[EXTRACTED INFORMATION]:
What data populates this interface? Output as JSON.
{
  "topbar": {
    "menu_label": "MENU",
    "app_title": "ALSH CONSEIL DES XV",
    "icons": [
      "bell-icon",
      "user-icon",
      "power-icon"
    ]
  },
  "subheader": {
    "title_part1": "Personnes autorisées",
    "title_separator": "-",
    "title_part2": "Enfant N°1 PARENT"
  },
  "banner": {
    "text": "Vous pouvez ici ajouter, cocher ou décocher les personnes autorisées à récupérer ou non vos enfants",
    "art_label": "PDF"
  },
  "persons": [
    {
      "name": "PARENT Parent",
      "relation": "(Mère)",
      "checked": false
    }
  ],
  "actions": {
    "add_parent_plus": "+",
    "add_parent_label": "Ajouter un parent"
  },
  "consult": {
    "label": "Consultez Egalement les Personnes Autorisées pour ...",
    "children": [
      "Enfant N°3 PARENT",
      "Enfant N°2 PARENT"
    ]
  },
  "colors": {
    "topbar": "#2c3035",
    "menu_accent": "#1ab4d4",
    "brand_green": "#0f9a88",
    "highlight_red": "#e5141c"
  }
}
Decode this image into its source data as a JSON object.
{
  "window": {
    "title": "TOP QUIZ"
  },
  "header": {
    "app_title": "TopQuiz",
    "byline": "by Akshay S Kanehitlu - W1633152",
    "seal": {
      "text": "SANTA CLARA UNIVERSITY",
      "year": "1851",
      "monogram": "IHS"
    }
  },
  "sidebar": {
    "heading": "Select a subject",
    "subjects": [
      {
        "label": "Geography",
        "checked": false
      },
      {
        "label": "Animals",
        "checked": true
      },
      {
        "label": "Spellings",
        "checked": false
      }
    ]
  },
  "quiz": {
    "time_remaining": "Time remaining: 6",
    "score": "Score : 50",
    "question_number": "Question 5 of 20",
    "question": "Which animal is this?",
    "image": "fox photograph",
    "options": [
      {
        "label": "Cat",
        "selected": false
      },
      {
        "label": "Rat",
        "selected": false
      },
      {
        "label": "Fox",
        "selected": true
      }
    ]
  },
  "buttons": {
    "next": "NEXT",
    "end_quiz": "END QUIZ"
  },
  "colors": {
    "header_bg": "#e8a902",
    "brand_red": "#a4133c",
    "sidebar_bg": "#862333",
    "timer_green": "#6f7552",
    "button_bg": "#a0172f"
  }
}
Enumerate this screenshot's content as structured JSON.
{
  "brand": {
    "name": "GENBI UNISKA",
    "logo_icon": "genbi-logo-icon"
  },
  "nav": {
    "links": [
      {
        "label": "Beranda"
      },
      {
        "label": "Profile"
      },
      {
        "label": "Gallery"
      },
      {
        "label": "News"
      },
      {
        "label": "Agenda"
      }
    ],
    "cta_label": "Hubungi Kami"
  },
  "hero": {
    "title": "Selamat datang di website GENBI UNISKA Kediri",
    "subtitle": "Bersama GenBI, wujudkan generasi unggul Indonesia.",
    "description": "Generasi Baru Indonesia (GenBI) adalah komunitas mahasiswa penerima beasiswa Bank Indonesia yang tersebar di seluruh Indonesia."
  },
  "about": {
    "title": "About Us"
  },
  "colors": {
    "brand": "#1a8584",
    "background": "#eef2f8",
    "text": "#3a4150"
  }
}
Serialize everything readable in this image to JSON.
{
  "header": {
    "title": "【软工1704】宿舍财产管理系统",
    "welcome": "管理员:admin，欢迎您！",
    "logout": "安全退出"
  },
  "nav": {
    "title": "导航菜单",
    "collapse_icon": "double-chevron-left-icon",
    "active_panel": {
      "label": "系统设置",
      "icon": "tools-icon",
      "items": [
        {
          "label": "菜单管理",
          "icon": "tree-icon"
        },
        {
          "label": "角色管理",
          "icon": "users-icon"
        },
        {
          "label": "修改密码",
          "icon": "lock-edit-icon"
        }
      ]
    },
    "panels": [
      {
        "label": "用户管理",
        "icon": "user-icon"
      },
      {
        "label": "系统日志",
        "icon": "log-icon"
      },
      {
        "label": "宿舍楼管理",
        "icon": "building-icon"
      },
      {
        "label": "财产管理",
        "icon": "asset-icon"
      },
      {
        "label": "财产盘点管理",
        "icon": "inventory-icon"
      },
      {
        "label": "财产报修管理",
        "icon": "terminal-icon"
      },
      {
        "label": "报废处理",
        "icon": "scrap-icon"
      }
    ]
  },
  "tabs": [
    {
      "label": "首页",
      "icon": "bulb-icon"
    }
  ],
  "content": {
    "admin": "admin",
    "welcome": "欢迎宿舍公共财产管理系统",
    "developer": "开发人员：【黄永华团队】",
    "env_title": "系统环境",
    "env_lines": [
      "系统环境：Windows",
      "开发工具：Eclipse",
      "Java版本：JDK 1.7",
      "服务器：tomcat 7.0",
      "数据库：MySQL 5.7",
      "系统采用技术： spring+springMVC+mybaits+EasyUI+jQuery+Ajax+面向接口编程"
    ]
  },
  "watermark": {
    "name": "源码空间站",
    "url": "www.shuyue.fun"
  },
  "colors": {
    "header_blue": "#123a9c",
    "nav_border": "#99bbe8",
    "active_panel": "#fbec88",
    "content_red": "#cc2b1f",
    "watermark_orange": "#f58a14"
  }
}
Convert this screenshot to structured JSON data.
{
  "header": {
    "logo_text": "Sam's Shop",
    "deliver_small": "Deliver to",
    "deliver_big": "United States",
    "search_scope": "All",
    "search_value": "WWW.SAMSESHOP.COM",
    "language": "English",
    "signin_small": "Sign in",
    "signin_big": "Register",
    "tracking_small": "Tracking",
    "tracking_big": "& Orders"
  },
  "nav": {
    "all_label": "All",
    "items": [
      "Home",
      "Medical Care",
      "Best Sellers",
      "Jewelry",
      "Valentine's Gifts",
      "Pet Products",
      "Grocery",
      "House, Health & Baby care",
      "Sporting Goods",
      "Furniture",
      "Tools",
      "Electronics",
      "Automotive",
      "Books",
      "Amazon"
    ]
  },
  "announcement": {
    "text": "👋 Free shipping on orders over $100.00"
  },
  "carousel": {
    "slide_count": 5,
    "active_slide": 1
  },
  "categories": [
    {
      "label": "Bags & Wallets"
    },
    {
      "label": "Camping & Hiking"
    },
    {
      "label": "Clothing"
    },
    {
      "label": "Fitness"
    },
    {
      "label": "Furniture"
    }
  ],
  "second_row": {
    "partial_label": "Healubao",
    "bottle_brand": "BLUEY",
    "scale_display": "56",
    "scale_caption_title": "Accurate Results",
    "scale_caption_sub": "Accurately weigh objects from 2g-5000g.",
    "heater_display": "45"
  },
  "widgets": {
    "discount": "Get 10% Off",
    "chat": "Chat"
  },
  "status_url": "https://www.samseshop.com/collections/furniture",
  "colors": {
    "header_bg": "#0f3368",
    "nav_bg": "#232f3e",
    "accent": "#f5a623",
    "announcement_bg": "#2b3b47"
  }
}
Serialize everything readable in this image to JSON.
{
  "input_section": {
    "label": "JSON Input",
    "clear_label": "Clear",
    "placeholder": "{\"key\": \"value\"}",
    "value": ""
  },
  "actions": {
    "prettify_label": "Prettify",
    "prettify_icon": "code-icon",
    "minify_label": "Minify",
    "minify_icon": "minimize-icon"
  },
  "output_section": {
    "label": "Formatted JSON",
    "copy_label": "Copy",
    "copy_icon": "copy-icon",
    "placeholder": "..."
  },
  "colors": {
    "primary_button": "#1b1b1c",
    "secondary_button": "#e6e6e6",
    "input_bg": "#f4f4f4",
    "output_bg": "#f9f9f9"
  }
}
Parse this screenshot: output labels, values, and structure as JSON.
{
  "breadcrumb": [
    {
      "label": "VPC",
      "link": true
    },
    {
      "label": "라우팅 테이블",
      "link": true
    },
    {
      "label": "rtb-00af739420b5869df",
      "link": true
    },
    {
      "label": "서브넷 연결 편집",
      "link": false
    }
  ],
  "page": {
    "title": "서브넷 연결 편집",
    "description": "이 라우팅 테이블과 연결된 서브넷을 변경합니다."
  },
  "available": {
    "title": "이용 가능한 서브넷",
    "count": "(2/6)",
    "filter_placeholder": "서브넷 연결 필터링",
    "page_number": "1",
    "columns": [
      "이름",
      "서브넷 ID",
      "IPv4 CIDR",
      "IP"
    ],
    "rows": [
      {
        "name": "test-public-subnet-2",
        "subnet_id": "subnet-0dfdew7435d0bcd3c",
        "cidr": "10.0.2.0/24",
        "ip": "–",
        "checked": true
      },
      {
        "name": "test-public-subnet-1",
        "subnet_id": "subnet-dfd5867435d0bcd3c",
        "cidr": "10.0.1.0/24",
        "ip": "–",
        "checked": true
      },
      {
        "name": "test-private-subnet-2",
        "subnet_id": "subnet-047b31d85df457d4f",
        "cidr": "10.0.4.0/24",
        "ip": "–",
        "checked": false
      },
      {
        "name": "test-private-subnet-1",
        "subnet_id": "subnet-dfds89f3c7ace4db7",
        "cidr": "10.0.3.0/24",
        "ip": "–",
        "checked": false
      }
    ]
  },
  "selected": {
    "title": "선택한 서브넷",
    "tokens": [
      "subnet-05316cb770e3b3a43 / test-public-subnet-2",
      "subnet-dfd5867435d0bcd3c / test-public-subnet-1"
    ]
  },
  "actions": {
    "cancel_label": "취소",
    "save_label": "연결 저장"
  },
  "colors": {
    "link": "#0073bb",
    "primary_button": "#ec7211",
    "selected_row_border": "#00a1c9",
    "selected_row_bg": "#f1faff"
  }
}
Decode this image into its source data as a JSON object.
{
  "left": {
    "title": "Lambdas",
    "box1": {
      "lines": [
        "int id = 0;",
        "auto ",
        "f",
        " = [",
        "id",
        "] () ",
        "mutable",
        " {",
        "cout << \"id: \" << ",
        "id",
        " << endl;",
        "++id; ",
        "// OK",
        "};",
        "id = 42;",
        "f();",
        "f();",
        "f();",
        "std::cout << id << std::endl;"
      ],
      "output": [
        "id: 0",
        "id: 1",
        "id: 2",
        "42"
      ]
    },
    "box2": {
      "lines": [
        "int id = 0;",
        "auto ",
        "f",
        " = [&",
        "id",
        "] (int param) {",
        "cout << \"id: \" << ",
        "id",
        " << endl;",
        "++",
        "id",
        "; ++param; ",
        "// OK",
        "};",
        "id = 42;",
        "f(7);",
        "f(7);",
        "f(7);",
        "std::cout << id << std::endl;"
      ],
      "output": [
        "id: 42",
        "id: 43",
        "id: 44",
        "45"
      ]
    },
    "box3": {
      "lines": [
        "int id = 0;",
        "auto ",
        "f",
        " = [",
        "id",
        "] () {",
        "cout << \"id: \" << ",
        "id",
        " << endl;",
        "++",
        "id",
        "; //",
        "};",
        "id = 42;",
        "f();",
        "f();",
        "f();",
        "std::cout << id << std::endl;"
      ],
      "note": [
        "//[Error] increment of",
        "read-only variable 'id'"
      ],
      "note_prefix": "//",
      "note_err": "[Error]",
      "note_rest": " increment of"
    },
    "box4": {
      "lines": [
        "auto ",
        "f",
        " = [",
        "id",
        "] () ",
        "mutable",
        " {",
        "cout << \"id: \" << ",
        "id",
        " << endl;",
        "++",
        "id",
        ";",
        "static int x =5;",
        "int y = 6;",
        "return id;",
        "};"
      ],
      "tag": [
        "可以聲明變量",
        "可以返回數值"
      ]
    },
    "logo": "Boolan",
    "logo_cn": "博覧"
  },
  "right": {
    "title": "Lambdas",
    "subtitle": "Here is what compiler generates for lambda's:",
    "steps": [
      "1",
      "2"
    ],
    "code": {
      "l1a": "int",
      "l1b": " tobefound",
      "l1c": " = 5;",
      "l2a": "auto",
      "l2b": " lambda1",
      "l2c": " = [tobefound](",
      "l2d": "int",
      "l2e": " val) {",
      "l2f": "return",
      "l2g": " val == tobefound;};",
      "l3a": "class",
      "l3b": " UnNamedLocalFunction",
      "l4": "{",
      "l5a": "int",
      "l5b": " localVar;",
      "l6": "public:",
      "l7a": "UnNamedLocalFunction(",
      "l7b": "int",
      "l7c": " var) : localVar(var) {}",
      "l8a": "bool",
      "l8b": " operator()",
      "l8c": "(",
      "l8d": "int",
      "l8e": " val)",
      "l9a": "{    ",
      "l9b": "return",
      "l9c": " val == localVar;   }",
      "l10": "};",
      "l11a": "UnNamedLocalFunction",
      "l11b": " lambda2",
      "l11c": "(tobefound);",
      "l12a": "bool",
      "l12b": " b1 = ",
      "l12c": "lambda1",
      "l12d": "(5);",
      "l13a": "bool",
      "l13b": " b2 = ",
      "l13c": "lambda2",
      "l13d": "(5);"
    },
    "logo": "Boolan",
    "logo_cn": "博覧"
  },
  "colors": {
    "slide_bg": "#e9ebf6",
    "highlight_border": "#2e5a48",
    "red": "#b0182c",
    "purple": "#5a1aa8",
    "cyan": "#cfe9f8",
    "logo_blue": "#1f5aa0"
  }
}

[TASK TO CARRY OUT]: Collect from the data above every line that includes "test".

[TASK RESPONSE]:
        "name": "test-public-subnet-2",
        "name": "test-public-subnet-1",
        "name": "test-private-subnet-2",
        "name": "test-private-subnet-1",
      "subnet-05316cb770e3b3a43 / test-public-subnet-2",
      "subnet-dfd5867435d0bcd3c / test-public-subnet-1"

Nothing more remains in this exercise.